- Clusters and Holes: Finer psychoacoustic effects take advantage of the way our ear is able (or more importantly not able) to process a sound when it occurs right after (or before) a powerful event such as a snare hit. This phenomenom goes by the name of pschoacoustical masking. Pretty much in the same manner our eyes have an intrinsic latency by design, our ears also experience some delays in our ability to process sounds. A smart codec will leverage this to gain space in those areas, thus creating holes and isolated clusters in the spectrogram.
Practical solving: training a classifier

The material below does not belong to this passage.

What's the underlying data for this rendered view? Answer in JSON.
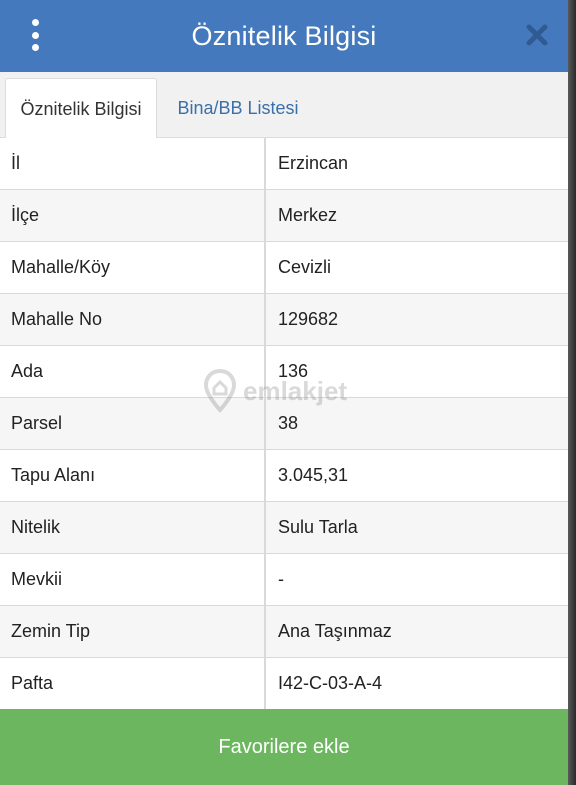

Now that we know what to look for, we are going to train a classifier to discriminate between altered and unaltered files. We do so by building a convolutional neural network (CNN). Given the current hype around AI in general and Deep Learning in particular, you’ll have zero difficulty finding resources online about CNNs. The one we built takes spectrograms as input and outputs a binary label: altered or unaltered. We train it by showing it a large number from both sample classes so that it ends up making very few errors, as the table below shows:
Our system achieves very good performance scores, higher than all state-of- the-art methods that we found in the scientific literature. When it fails, it is mostly on cases where the decision is difficult because the lossy codec has a very high quality output (typically AAC@320kpbs). At those bitrates, artifacts are very weakly perceptible in spectrograms.
Interested readers will find more details in the paper itself, especially on how we build the dataset and additional experiments showing the robustness of this method to codec and sampling rate changes. But to sum it up, it works pretty well provided you carefully design your processing pipeline (spectrogram and neural net) and leverage the access to a sufficiently large amount of training data.
ICASSP was great. The community as a whole is embracing deep learning techniques to achieved performance jumps on hard, challenging tasks. Through our participation, we saw that our work at Deezer R&D is pretty much in sync with what’s happening out there. We’re confident that we’ll be able to contribute even more in the future.